_TASK ITEM_: Only lines holding "String" are needed; copy each of them from the data below.

◆ ◆ ◆ ◆

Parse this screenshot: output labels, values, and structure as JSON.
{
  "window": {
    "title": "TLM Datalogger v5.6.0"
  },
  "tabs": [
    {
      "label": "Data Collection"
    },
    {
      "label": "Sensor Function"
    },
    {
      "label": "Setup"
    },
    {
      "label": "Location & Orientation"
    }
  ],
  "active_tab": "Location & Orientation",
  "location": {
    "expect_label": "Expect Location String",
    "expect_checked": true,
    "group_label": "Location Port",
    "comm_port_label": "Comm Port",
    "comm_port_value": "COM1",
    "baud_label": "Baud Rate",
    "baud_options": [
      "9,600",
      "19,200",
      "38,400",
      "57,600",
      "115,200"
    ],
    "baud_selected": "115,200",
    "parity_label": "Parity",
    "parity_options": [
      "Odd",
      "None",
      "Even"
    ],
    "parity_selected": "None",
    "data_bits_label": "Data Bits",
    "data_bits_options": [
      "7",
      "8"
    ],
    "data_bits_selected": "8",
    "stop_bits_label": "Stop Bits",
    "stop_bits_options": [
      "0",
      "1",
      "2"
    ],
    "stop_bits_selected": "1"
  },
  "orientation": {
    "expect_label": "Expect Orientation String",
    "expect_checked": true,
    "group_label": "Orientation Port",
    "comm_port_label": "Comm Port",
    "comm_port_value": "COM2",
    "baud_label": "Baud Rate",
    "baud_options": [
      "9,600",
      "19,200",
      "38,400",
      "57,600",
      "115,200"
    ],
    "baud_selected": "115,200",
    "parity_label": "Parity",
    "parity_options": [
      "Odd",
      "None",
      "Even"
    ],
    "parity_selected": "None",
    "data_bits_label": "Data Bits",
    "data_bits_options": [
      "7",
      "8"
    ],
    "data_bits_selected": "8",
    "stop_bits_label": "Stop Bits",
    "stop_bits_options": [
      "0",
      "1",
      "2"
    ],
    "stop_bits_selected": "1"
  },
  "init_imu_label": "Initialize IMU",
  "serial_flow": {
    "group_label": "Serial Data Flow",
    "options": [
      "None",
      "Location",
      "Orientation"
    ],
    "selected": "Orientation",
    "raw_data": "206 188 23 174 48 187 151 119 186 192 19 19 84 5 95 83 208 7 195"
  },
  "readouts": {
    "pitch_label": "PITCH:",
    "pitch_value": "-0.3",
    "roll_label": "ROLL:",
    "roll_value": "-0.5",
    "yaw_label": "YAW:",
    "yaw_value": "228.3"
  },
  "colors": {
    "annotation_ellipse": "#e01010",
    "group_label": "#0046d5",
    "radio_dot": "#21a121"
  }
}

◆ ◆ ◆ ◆

_SOLUTION BELOW_:
    "expect_label": "Expect Location String",
    "expect_label": "Expect Orientation String",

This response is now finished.